## Problem

Technetium-99m is a commonly-used radioactive tracer isotope. The isotope undergoes gamma decay with a half-life of less than a day, making it feasible for deep-tissue applications like imaging the circulatory system. In such experiments, the tracer is injected into the patient’s tissue and allowed to circulate while a radiation detector is held outside the body. Careful imaging allows the shape and flow characteristics of various parts of the circulatory system to be imaged.
The majority of start superscript, 99, m, end superscript, T, c is generated through the natural decay of start superscript, 99, end superscript, M, o, which can be generated in a laboratory. Once the T, c isotope is generated, its short half-life requires that it be used immediately for imaging.
In order to calculate the body’s response to the tracer, scientists place a high-resolution radioactivity monitor right beside a blood vessel near the heart of a patient. At t, equals, 0, they inject the radioactive tracer into the arm of the patient. The count of gamma rays recorded by the monitor are plotted as a function of time in Figure 1.
Figure 1: The counts versus time for a radiation detector placed above the blood vessel of a patient. The patient is injected with a radioactive tracer at t, equals, 0.
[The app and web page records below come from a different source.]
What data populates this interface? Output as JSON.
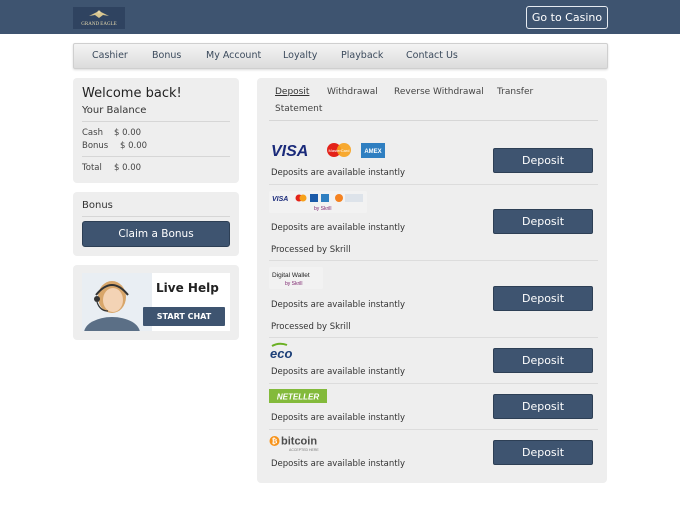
{
  "header": {
    "logo_text": "GRAND EAGLE",
    "go_casino": "Go to Casino",
    "colors": {
      "bar": "#3e5470",
      "button": "#3e5470"
    }
  },
  "nav": [
    "Cashier",
    "Bonus",
    "My Account",
    "Loyalty",
    "Playback",
    "Contact Us"
  ],
  "welcome": {
    "title": "Welcome back!",
    "balance_title": "Your Balance",
    "cash_label": "Cash",
    "cash_value": "$ 0.00",
    "bonus_label": "Bonus",
    "bonus_value": "$ 0.00",
    "total_label": "Total",
    "total_value": "$ 0.00"
  },
  "bonus_panel": {
    "title": "Bonus",
    "button": "Claim a Bonus"
  },
  "live_help": {
    "title": "Live Help",
    "button": "START CHAT"
  },
  "tabs": [
    "Deposit",
    "Withdrawal",
    "Reverse Withdrawal",
    "Transfer",
    "Statement"
  ],
  "methods": [
    {
      "logo": "visa-mastercard-amex-logos",
      "logo_texts": [
        "VISA",
        "MasterCard",
        "AMEX"
      ],
      "note": "Deposits are available instantly",
      "button": "Deposit"
    },
    {
      "logo": "skrill-cards-logo",
      "logo_texts": [
        "VISA",
        "by Skrill"
      ],
      "note": "Deposits are available instantly",
      "note2": "Processed by Skrill",
      "button": "Deposit"
    },
    {
      "logo": "skrill-digital-wallet-logo",
      "logo_texts": [
        "Digital Wallet",
        "by Skrill"
      ],
      "note": "Deposits are available instantly",
      "note2": "Processed by Skrill",
      "button": "Deposit"
    },
    {
      "logo": "eco-logo",
      "logo_texts": [
        "eco"
      ],
      "note": "Deposits are available instantly",
      "button": "Deposit"
    },
    {
      "logo": "neteller-logo",
      "logo_texts": [
        "NETELLER"
      ],
      "note": "Deposits are available instantly",
      "button": "Deposit"
    },
    {
      "logo": "bitcoin-logo",
      "logo_texts": [
        "bitcoin",
        "ACCEPTED HERE"
      ],
      "note": "Deposits are available instantly",
      "button": "Deposit"
    }
  ]
}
Into what substance does start superscript, 99, m, end superscript, T, c decay when it emits gamma radiation?